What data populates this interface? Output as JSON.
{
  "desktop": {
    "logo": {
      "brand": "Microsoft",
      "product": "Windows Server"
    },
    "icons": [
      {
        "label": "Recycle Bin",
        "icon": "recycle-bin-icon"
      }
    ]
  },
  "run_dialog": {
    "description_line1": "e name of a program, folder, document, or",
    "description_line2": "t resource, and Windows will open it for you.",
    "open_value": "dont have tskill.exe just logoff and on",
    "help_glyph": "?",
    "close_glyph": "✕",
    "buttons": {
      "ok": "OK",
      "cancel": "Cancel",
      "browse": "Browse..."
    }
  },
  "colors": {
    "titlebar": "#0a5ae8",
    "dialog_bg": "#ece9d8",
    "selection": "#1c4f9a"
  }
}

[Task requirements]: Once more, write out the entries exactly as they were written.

[Answer for the task]:
What data populates this interface? Output as JSON.
{
  "desktop": {
    "logo": {
      "brand": "Microsoft",
      "product": "Windows Server"
    },
    "icons": [
      {
        "label": "Recycle Bin",
        "icon": "recycle-bin-icon"
      }
    ]
  },
  "run_dialog": {
    "description_line1": "e name of a program, folder, document, or",
    "description_line2": "t resource, and Windows will open it for you.",
    "open_value": "dont have tskill.exe just logoff and on",
    "help_glyph": "?",
    "close_glyph": "✕",
    "buttons": {
      "ok": "OK",
      "cancel": "Cancel",
      "browse": "Browse..."
    }
  },
  "colors": {
    "titlebar": "#0a5ae8",
    "dialog_bg": "#ece9d8",
    "selection": "#1c4f9a"
  }
}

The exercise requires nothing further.